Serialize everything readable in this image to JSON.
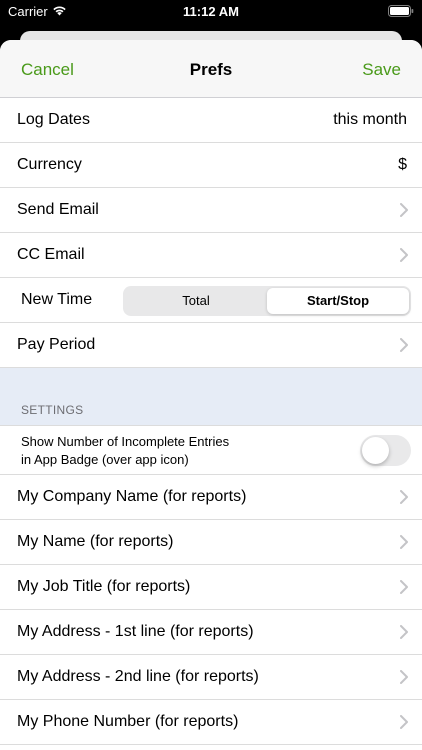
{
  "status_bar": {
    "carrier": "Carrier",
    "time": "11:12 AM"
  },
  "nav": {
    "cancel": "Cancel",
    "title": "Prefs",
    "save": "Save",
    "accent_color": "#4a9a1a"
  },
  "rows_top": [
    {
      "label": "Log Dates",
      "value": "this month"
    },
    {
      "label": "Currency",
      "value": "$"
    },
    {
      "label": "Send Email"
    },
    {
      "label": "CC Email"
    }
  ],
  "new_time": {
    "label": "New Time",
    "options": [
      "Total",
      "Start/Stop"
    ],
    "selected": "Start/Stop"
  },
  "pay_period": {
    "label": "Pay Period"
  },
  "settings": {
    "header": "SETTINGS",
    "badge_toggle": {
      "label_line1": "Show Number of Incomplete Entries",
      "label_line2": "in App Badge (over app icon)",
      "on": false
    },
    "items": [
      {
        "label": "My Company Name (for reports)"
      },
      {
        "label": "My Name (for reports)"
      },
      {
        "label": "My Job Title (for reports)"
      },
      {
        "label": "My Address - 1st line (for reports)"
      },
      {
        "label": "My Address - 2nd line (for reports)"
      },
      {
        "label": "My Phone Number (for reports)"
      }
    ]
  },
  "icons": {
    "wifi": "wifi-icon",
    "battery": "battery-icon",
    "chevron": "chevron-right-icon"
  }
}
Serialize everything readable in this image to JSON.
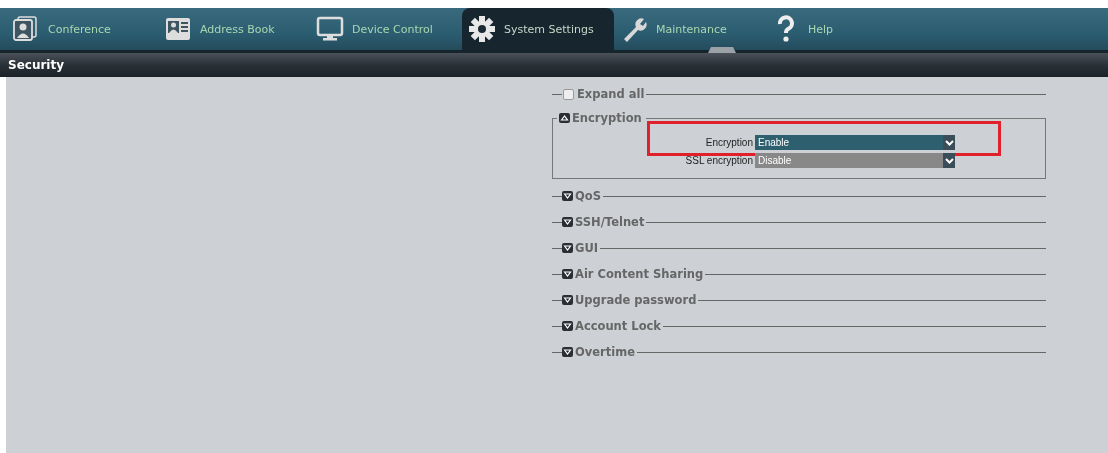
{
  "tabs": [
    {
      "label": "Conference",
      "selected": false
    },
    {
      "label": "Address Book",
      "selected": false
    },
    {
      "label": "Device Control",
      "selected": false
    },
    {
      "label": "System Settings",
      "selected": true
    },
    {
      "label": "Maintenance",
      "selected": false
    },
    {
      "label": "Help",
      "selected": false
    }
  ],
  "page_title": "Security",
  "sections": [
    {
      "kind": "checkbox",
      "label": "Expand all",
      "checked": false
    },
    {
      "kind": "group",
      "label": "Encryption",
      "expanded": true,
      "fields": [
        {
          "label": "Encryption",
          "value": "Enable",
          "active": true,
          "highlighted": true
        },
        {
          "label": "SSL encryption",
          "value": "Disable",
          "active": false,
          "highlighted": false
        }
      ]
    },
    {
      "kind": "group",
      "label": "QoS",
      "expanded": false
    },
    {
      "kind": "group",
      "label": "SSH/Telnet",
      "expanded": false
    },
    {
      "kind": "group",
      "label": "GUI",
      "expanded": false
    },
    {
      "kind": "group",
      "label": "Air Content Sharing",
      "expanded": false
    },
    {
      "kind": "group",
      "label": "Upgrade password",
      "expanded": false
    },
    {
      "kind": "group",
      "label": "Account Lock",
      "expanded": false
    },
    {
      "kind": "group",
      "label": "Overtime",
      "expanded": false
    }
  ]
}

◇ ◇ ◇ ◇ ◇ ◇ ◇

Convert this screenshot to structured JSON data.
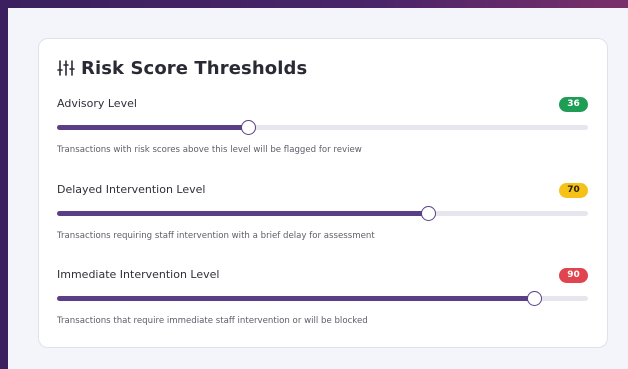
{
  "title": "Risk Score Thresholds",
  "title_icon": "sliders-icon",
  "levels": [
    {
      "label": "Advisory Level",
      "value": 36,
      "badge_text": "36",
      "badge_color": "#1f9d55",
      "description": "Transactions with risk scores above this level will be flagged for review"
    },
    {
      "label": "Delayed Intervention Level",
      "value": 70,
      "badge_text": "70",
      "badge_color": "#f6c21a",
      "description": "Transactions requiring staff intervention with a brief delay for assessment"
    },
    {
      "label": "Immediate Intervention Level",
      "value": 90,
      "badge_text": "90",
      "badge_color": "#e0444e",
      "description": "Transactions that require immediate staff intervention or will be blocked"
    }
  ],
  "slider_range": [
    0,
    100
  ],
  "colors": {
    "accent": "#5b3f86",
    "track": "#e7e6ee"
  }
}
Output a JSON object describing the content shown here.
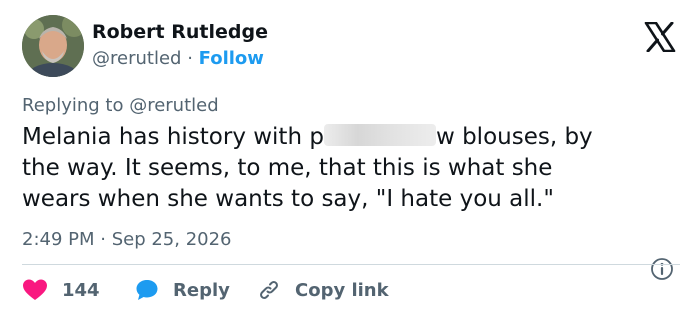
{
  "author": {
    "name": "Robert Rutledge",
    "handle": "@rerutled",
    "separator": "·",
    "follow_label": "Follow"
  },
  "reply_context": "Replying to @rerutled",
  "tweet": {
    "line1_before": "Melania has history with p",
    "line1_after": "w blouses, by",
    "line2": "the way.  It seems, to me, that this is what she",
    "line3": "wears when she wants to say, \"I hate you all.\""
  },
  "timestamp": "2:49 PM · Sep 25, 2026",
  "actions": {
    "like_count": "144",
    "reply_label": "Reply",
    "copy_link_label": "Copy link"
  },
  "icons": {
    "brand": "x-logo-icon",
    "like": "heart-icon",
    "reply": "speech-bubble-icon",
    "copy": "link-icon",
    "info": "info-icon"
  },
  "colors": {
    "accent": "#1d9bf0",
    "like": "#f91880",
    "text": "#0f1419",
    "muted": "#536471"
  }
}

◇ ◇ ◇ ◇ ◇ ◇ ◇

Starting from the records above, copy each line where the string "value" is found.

Output of the task:
      "value": "this month"
      "value": "$"
          "value": "Enable",
          "value": "Disable",
      "value": 36,
      "value": 70,
      "value": 90,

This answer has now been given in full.